LISTED ENTRIES
☆ ☆ ☆ ☆ ☆
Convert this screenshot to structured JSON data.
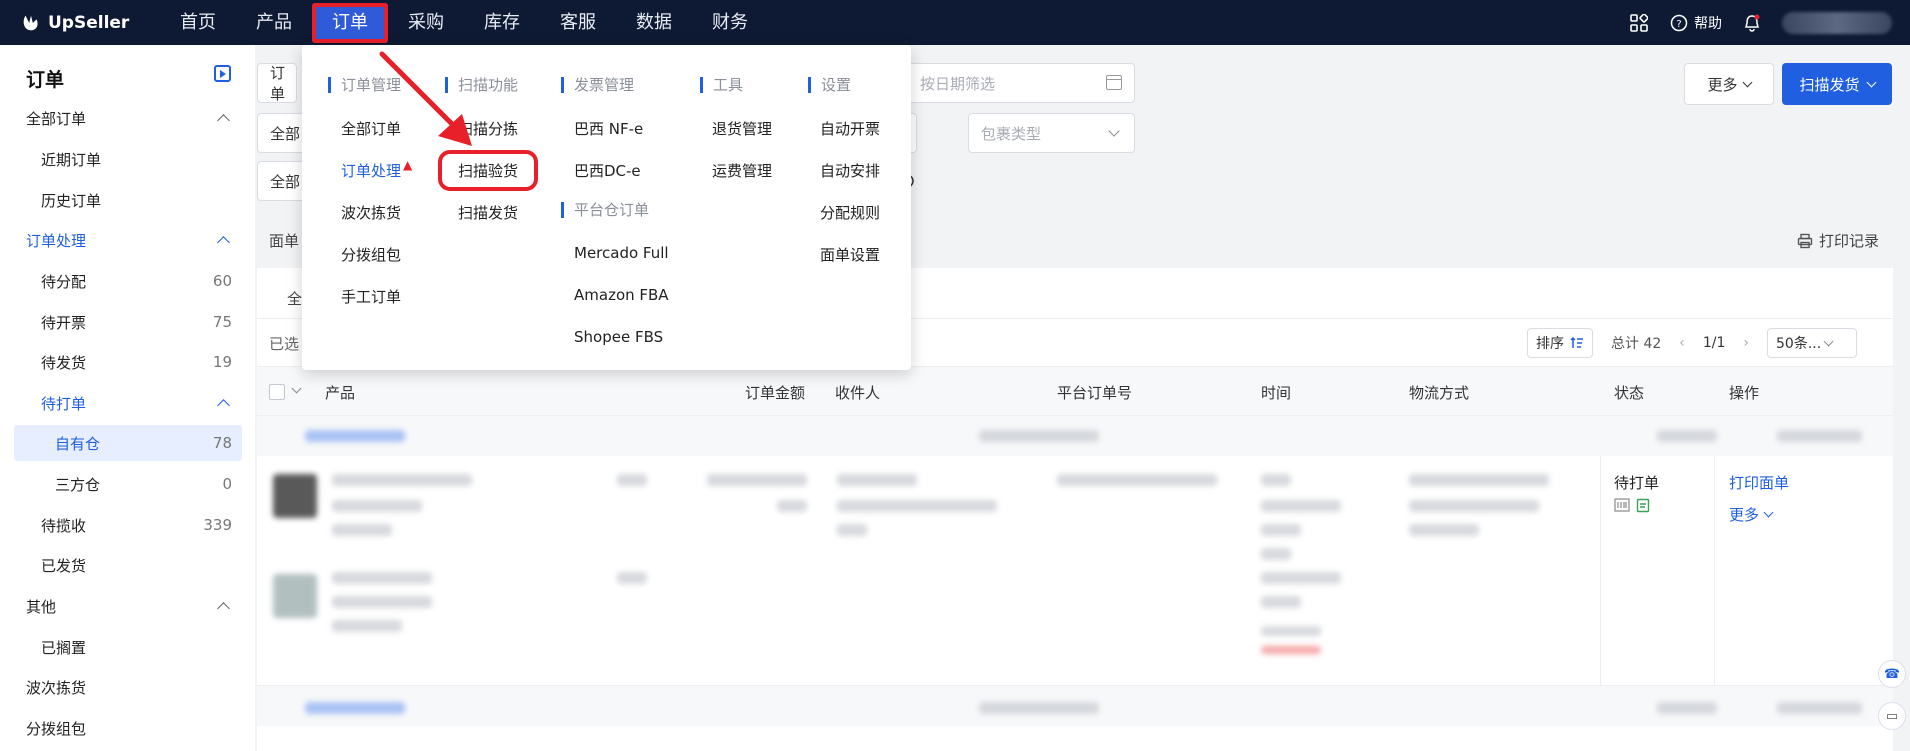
{
  "app": {
    "brand": "UpSeller"
  },
  "topnav": {
    "items": [
      {
        "label": "首页"
      },
      {
        "label": "产品"
      },
      {
        "label": "订单"
      },
      {
        "label": "采购"
      },
      {
        "label": "库存"
      },
      {
        "label": "客服"
      },
      {
        "label": "数据"
      },
      {
        "label": "财务"
      }
    ],
    "active": "订单",
    "help_label": "帮助"
  },
  "sidebar": {
    "title": "订单",
    "items": [
      {
        "label": "全部订单",
        "level": 1,
        "expandable": true
      },
      {
        "label": "近期订单",
        "level": 2
      },
      {
        "label": "历史订单",
        "level": 2
      },
      {
        "label": "订单处理",
        "level": 1,
        "expandable": true
      },
      {
        "label": "待分配",
        "level": 2,
        "count": "60"
      },
      {
        "label": "待开票",
        "level": 2,
        "count": "75"
      },
      {
        "label": "待发货",
        "level": 2,
        "count": "19"
      },
      {
        "label": "待打单",
        "level": 2,
        "expandable": true
      },
      {
        "label": "自有仓",
        "level": 3,
        "count": "78",
        "selected": true
      },
      {
        "label": "三方仓",
        "level": 3,
        "count": "0"
      },
      {
        "label": "待揽收",
        "level": 2,
        "count": "339"
      },
      {
        "label": "已发货",
        "level": 2
      },
      {
        "label": "其他",
        "level": 1,
        "expandable": true
      },
      {
        "label": "已搁置",
        "level": 2
      },
      {
        "label": "波次拣货",
        "level": 1
      },
      {
        "label": "分拨组包",
        "level": 1
      }
    ]
  },
  "filters": {
    "field1_partial": "订单",
    "field2_partial": "全部",
    "field3_partial": "全部",
    "date_placeholder": "按日期筛选",
    "package_type_placeholder": "包裹类型",
    "more_label": "更多",
    "scan_ship_label": "扫描发货"
  },
  "toolbar": {
    "tab_partial": "面单",
    "print_record_label": "打印记录",
    "tab2_partial": "全",
    "selected_partial": "已选",
    "sort_label": "排序",
    "total_label": "总计 42",
    "page_label": "1/1",
    "page_size_label": "50条..."
  },
  "table": {
    "headers": [
      "产品",
      "订单金额",
      "收件人",
      "平台订单号",
      "时间",
      "物流方式",
      "状态",
      "操作"
    ],
    "row1": {
      "status": "待打单",
      "action_print": "打印面单",
      "action_more": "更多"
    }
  },
  "dropdown": {
    "columns": [
      {
        "header": "订单管理",
        "items": [
          "全部订单",
          "订单处理",
          "波次拣货",
          "分拨组包",
          "手工订单"
        ]
      },
      {
        "header": "扫描功能",
        "items": [
          "扫描分拣",
          "扫描验货",
          "扫描发货"
        ]
      },
      {
        "header": "发票管理",
        "items": [
          "巴西 NF-e",
          "巴西DC-e"
        ],
        "sub_header": "平台仓订单",
        "sub_items": [
          "Mercado Full",
          "Amazon FBA",
          "Shopee FBS"
        ]
      },
      {
        "header": "工具",
        "items": [
          "退货管理",
          "运费管理"
        ]
      },
      {
        "header": "设置",
        "items": [
          "自动开票",
          "自动安排",
          "分配规则",
          "面单设置"
        ]
      }
    ],
    "highlighted_item": "扫描验货",
    "current_item": "订单处理"
  },
  "colors": {
    "topbar": "#0e1a33",
    "accent": "#1f5fe0",
    "highlight_red": "#e8202a"
  }
}
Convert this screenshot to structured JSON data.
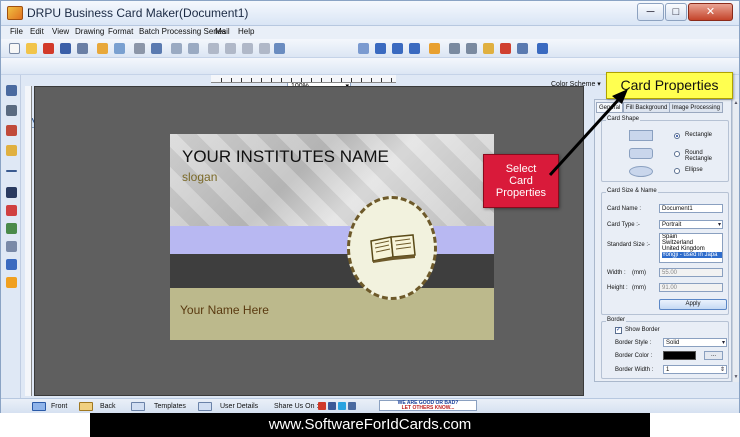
{
  "window": {
    "title": "DRPU Business Card Maker(Document1)"
  },
  "menu": [
    "File",
    "Edit",
    "View",
    "Drawing",
    "Format",
    "Batch Processing Series",
    "Mail",
    "Help"
  ],
  "toolbar": {
    "zoom": "100%",
    "color_scheme": "Color Scheme"
  },
  "card": {
    "title": "YOUR INSTITUTES NAME",
    "slogan": "slogan",
    "name": "Your Name Here"
  },
  "panel": {
    "tabs": [
      "General",
      "Fill Background",
      "Image Processing"
    ],
    "card_shape": {
      "label": "Card Shape",
      "options": [
        "Rectangle",
        "Round Rectangle",
        "Ellipse"
      ],
      "selected": "Rectangle"
    },
    "size_name": {
      "label": "Card Size & Name",
      "card_name_label": "Card Name :",
      "card_name": "Document1",
      "card_type_label": "Card Type :-",
      "card_type": "Portrait",
      "standard_size_label": "Standard Size :-",
      "standard_sizes": [
        "Spain",
        "Switzerland",
        "United Kingdom",
        "Yongji - used in Japa"
      ],
      "selected_size": "Yongji - used in Japa",
      "width_label": "Width :",
      "width_unit": "(mm)",
      "width": "55.00",
      "height_label": "Height :",
      "height_unit": "(mm)",
      "height": "91.00",
      "apply": "Apply"
    },
    "border": {
      "label": "Border",
      "show_border_label": "Show Border",
      "show_border": true,
      "border_style_label": "Border Style :",
      "border_style": "Solid",
      "border_color_label": "Border Color :",
      "border_color": "#000000",
      "color_button": "...",
      "border_width_label": "Border Width :",
      "border_width": "1"
    }
  },
  "status": {
    "front": "Front",
    "back": "Back",
    "templates": "Templates",
    "user_details": "User Details",
    "share": "Share Us On :",
    "ad_line1": "WE ARE GOOD OR BAD?",
    "ad_line2": "LET OTHERS KNOW..."
  },
  "callouts": {
    "card_properties": "Card Properties",
    "select_line1": "Select",
    "select_line2": "Card",
    "select_line3": "Properties"
  },
  "footer": "www.SoftwareForIdCards.com",
  "colors": {
    "accent_callout": "#d91a3a",
    "highlight": "#ffff50",
    "canvas": "#5f5f5f"
  }
}
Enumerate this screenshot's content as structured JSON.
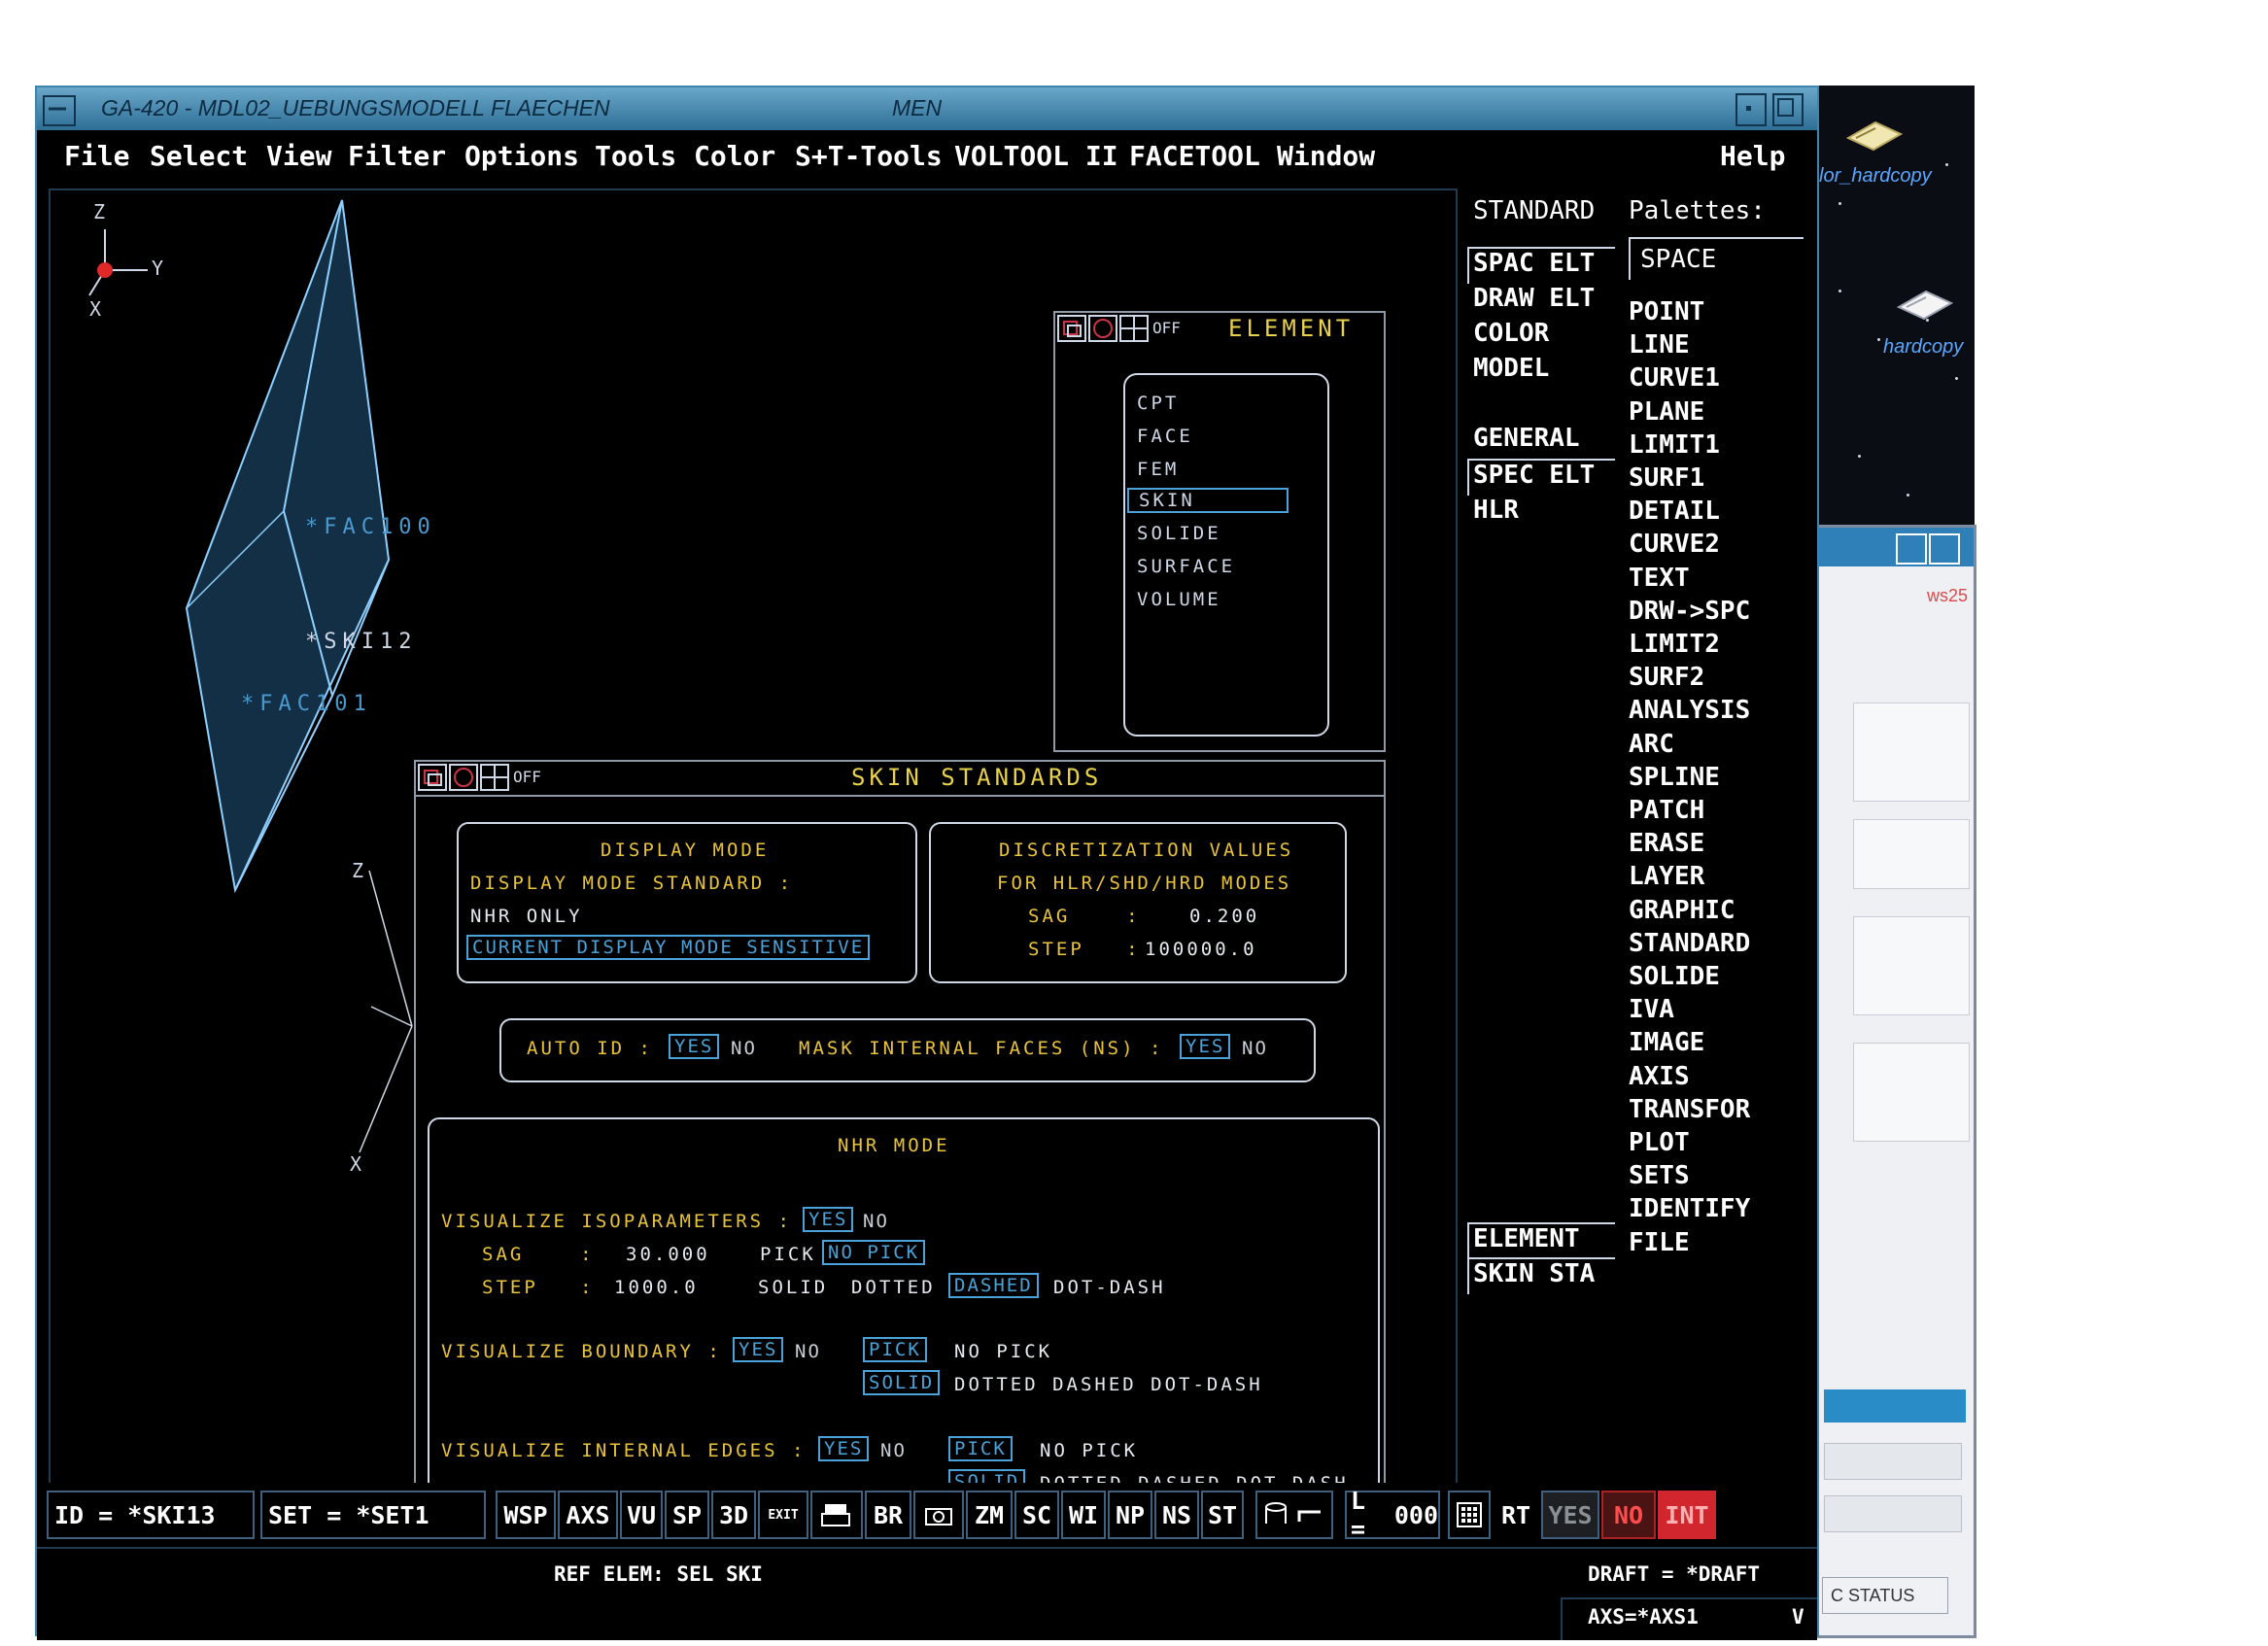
{
  "window": {
    "title": "GA-420 - MDL02_UEBUNGSMODELL FLAECHEN",
    "title_right": "MEN"
  },
  "menubar": {
    "items": [
      "File",
      "Select",
      "View",
      "Filter",
      "Options",
      "Tools",
      "Color",
      "S+T-Tools",
      "VOLTOOL II",
      "FACETOOL",
      "Window"
    ],
    "help": "Help"
  },
  "viewport": {
    "labels": [
      "*FAC100",
      "*SKI12",
      "*FAC101"
    ],
    "triad": {
      "z": "Z",
      "y": "Y",
      "x": "X"
    }
  },
  "element_panel": {
    "title": "ELEMENT",
    "off": "OFF",
    "items": [
      "CPT",
      "FACE",
      "FEM",
      "SKIN",
      "SOLIDE",
      "SURFACE",
      "VOLUME"
    ],
    "selected": "SKIN"
  },
  "skin_panel": {
    "title": "SKIN STANDARDS",
    "off": "OFF",
    "display_mode": {
      "heading": "DISPLAY MODE",
      "standard_label": "DISPLAY MODE STANDARD :",
      "value": "NHR ONLY",
      "sensitive_btn": "CURRENT DISPLAY MODE SENSITIVE"
    },
    "discretization": {
      "heading1": "DISCRETIZATION VALUES",
      "heading2": "FOR HLR/SHD/HRD MODES",
      "sag_label": "SAG    :",
      "sag_value": "0.200",
      "step_label": "STEP   :",
      "step_value": "100000.0"
    },
    "auto_id": {
      "label": "AUTO ID :",
      "yes": "YES",
      "no": "NO",
      "mask_label": "MASK INTERNAL FACES (NS) :",
      "mask_yes": "YES",
      "mask_no": "NO"
    },
    "nhr": {
      "heading": "NHR MODE",
      "iso_label": "VISUALIZE ISOPARAMETERS :",
      "iso_yes": "YES",
      "iso_no": "NO",
      "sag_label": "SAG    :",
      "sag_value": "30.000",
      "pick_label": "PICK",
      "no_pick_btn": "NO PICK",
      "step_label": "STEP   :",
      "step_value": "1000.0",
      "line_solid": "SOLID",
      "line_dotted": "DOTTED",
      "line_dashed": "DASHED",
      "line_dotdash": "DOT-DASH",
      "boundary_label": "VISUALIZE BOUNDARY :",
      "boundary_yes": "YES",
      "boundary_no": "NO",
      "pick_btn": "PICK",
      "no_pick": "NO PICK",
      "solid_btn": "SOLID",
      "rest_styles": "DOTTED DASHED DOT-DASH",
      "internal_label": "VISUALIZE INTERNAL EDGES :",
      "internal_yes": "YES",
      "internal_no": "NO"
    }
  },
  "palette_left": {
    "header": "STANDARD",
    "group1": [
      "SPAC ELT",
      "DRAW ELT",
      "COLOR",
      "MODEL"
    ],
    "group2": [
      "GENERAL",
      "SPEC ELT",
      "HLR"
    ],
    "group3": [
      "ELEMENT",
      "SKIN STA"
    ]
  },
  "palette_right": {
    "header": "Palettes:",
    "current": "SPACE",
    "items": [
      "POINT",
      "LINE",
      "CURVE1",
      "PLANE",
      "LIMIT1",
      "SURF1",
      "DETAIL",
      "CURVE2",
      "TEXT",
      "DRW->SPC",
      "LIMIT2",
      "SURF2",
      "ANALYSIS",
      "ARC",
      "SPLINE",
      "PATCH",
      "ERASE",
      "LAYER",
      "GRAPHIC",
      "STANDARD",
      "SOLIDE",
      "IVA",
      "IMAGE",
      "AXIS",
      "TRANSFOR",
      "PLOT",
      "SETS",
      "IDENTIFY",
      "FILE"
    ]
  },
  "bottombar": {
    "id_label": "ID =",
    "id_value": "*SKI13",
    "set_label": "SET =",
    "set_value": "*SET1",
    "buttons": [
      "WSP",
      "AXS",
      "VU",
      "SP",
      "3D"
    ],
    "exit": "EXIT",
    "buttons2": [
      "BR"
    ],
    "buttons3": [
      "ZM",
      "SC",
      "WI",
      "NP",
      "NS",
      "ST"
    ],
    "l_label": "L =",
    "l_value": "000",
    "rt": "RT",
    "yes": "YES",
    "no": "NO",
    "int": "INT"
  },
  "status": {
    "ref": "REF ELEM: SEL SKI",
    "draft": "DRAFT = *DRAFT",
    "axs": "AXS=*AXS1",
    "v": "V"
  },
  "desktop": {
    "icon1": "lor_hardcopy",
    "icon2": "hardcopy",
    "bg_ws": "ws25",
    "bg_status": "C STATUS"
  },
  "colors": {
    "accent_blue": "#4aa2d8",
    "yellow": "#e8c33b",
    "titlebar": "#2e6f96",
    "no_red": "#d1262e"
  }
}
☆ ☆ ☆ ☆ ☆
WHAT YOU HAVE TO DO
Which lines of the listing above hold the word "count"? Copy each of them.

ANSWER SPACE
        "count": "60"
        "count": "75"
        "count": "19"
        "count": "78",
        "count": "0"
        "count": "339"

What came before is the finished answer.